The site was once a part of the Dockenfeld Manor held by Lieutenant-Colonel Robert Duckenfield, well known in the Civic War. The Manor was never sold but passed on through generations. "Old Gorse Hall" can be traced back to the 17th century although it probably goes back much before this. Remains of the "Old Gorse Hall" can still be seen.

On the death of Lady Dukinfield-Daniel the estate passed on to her husband John Astley, a famous portrait painter of that era. Francis Dukinfield Astley, a great sportsman built Hunters Tower on Gorse Hall in 1807, and was involved in the formation of the Astley Riflemen Volunteers, the rifle range wall can still be seen today near to the Tower.

Image of the Rifle Range

The Towns of Stalybridge and Dukinfield were typical cotton mill towns in the 18th and 19th century. John Leech one of the many wealthy cotton manufacturers of the district, bought land from Mr. Astley to build his mills.
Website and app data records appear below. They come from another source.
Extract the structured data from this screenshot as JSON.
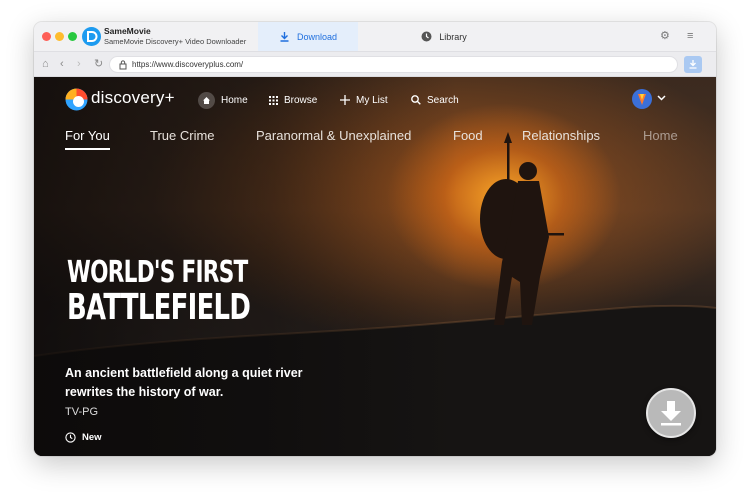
{
  "app": {
    "name": "SameMovie",
    "subtitle": "SameMovie Discovery+ Video Downloader"
  },
  "tabs": {
    "download": "Download",
    "library": "Library"
  },
  "browser": {
    "url": "https://www.discoveryplus.com/"
  },
  "site": {
    "brand": "discovery+",
    "nav": {
      "home": "Home",
      "browse": "Browse",
      "mylist": "My List",
      "search": "Search"
    },
    "categories": [
      "For You",
      "True Crime",
      "Paranormal & Unexplained",
      "Food",
      "Relationships",
      "Home"
    ],
    "active_category": "For You"
  },
  "hero": {
    "title_line1": "WORLD'S FIRST",
    "title_line2": "BATTLEFIELD",
    "description": "An ancient battlefield along a quiet river rewrites the history of war.",
    "rating": "TV-PG",
    "badge": "New"
  },
  "colors": {
    "accent": "#1f6fde",
    "tab_active_bg": "#e4eefb",
    "watch_button": "#2f6ff0"
  },
  "icons": {
    "titlebar": [
      "settings-icon",
      "menu-icon"
    ],
    "addressbar": [
      "home-icon",
      "back-icon",
      "forward-icon",
      "reload-icon",
      "lock-icon",
      "download-icon"
    ],
    "site": [
      "discovery-logo-icon",
      "home-icon",
      "grid-icon",
      "plus-icon",
      "search-icon",
      "chevron-down-icon",
      "clock-icon",
      "download-fab-icon"
    ]
  }
}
His son John bought the Gorse Hall estate and with stone from the local quarries built a "New" Gorse Hall mansion in 1835/6. He laid out formal gardens, an orchard and a bowling green , now used as an open classroom.

John and Jane Leech had eight children, one being Helen who was later to become the mother of Beatrix Potter.

After Jane's death, William Storrs bought the mansion and gave it to his son George Harry and his wife as a wedding present. On the night of 1st November 1909 George Harry was brutally murdered by an intruder at the Hall, he was stabbed 15 times.

Two people were tried and acquitted, his widow had the house taken down in 1910 and moved away never to return. Through a Heritage Lottery Grant the site of this tragedy was opened up and the remaining foundation walls consolidated with support from the UMAU and the Friends of Gorse Hall volunteers.

Image of Gorse Hall

On the 12th November 1909 George Harry's coachman was found hanged in the stables of the hall, perhaps he felt guilty for not being there when his master was murdered, the mystery still remains. This tragic story was included in a BBC television drama series (Autumn 2005).

The site is now managed by the Friends of Gorse Hall, who have a lease on the land, which is owned by TMBC. The aim of the "Friends" is to promote the site for leisure, educational and historical use.

Friends Of Gorse Hall

The Friends have regular days for volunteers on Tuesdays and sometimes at weekends, to work on conservation projects.

Image of a Visitor Board at the Gorse Hall Site

The volunteers also undertake wildlife surveys of the animals and plants found at Gorse Hall.

We hold several walks each year, and go out to other groups to promote our work by giving presentations and showing exhibitions.

Archaeology projects are undertaken around the ruins of the hall, with involvement from the local schools in Tameside.

There is also a permanent Orienteering Course and permission for a Trim Trail soon to be created on site.

For more information and a map of Gorse Hall, please download the map of Gorse Hall leaflet Link to Adobe PDF file.

For more information visit the Friends of Gorse Hall Website Link to External Website.